▶ **Exercise aim**
Within the records below, find each line with the word "space" and copy it out.

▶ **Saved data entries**
*** Block opens ***

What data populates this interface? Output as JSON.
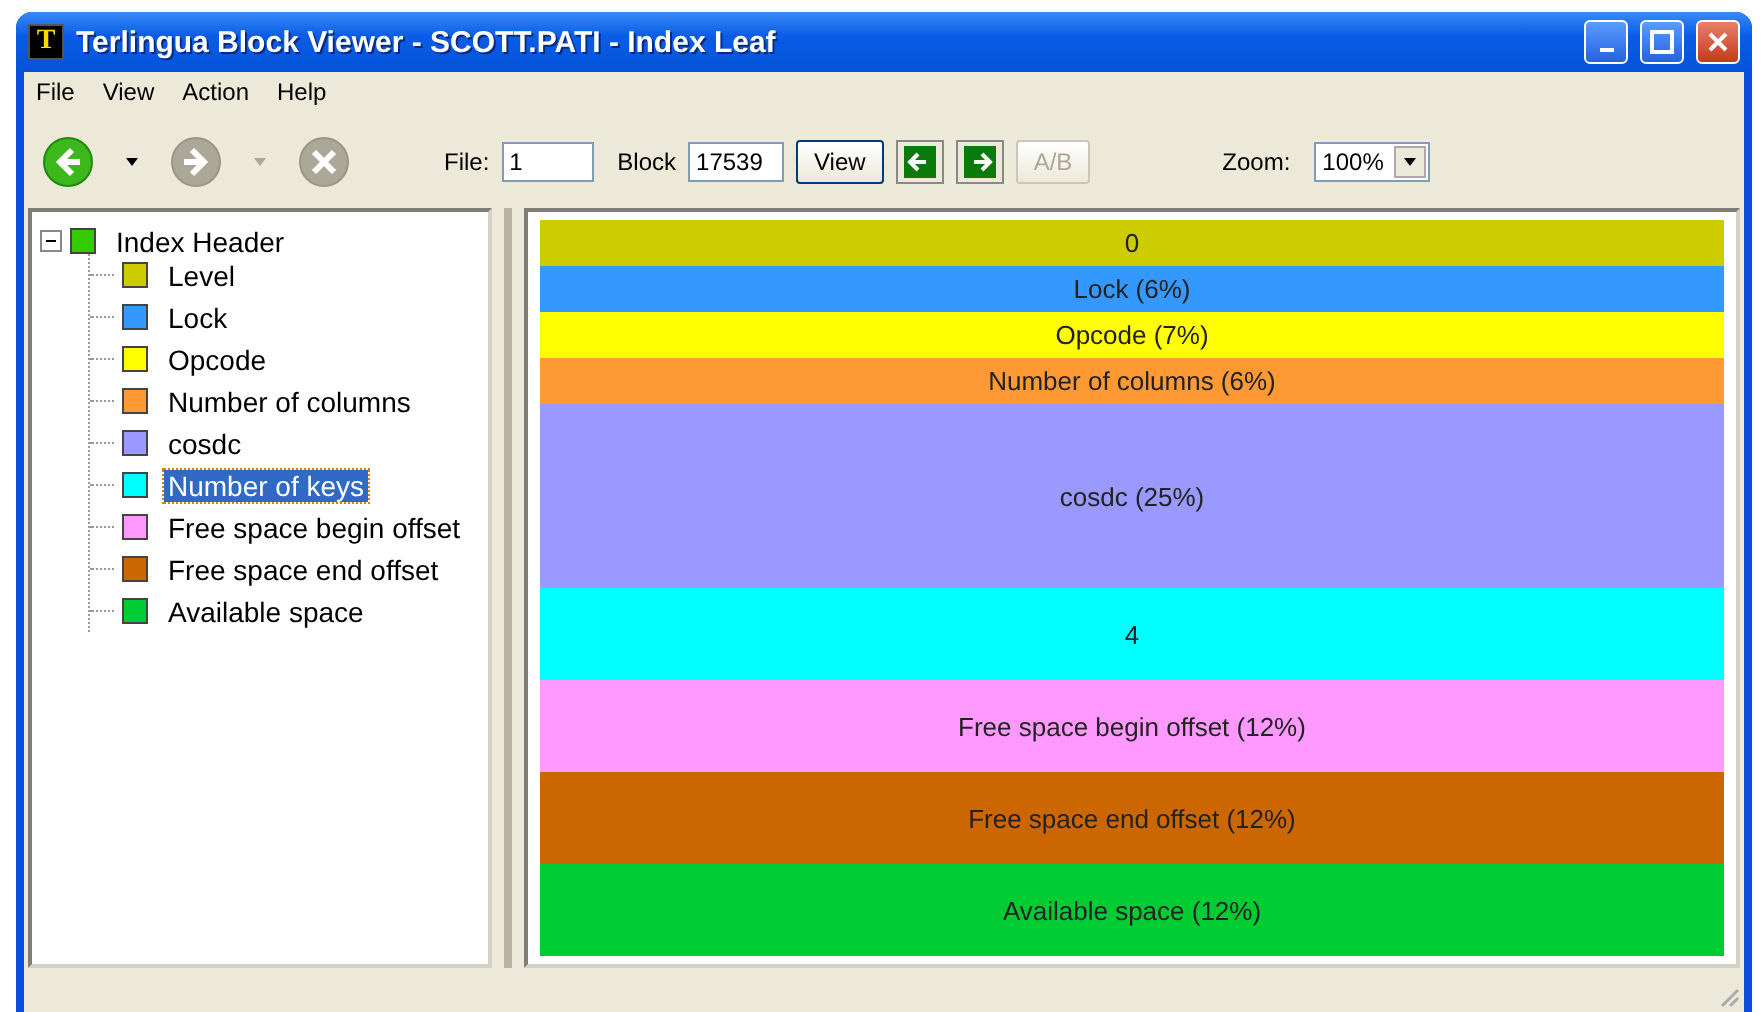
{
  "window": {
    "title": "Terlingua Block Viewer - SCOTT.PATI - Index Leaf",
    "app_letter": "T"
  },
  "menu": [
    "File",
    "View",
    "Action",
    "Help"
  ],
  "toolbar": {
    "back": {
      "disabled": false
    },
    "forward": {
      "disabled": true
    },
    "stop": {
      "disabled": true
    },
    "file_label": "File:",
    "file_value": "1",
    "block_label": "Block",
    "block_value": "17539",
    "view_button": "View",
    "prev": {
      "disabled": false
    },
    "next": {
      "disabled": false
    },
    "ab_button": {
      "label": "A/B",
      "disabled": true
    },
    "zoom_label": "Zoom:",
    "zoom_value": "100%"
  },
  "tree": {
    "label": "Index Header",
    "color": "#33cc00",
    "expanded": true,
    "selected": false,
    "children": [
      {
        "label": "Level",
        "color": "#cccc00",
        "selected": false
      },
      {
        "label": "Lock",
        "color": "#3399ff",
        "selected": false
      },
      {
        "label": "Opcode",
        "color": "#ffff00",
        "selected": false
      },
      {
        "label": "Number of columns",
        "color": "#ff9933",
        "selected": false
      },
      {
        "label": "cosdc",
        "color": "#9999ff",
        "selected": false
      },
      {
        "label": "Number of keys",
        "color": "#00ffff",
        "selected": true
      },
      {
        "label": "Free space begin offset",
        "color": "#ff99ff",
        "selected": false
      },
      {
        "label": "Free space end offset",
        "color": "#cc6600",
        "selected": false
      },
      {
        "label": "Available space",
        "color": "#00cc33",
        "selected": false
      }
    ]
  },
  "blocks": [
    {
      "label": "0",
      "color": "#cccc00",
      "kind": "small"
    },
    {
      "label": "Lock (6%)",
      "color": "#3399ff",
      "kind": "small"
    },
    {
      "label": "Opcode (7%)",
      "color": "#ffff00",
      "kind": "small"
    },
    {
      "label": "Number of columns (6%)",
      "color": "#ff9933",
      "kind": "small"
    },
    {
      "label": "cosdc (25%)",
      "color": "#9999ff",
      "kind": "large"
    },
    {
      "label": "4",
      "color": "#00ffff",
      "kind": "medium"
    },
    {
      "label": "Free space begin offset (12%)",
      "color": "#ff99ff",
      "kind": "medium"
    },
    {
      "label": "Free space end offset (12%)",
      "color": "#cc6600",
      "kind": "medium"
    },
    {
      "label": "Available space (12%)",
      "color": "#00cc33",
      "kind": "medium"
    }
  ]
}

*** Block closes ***

▶ **Reply to the task**
        "label": "Free space begin offset",
        "label": "Free space end offset",
        "label": "Available space",
      "label": "Free space begin offset (12%)",
      "label": "Free space end offset (12%)",
      "label": "Available space (12%)",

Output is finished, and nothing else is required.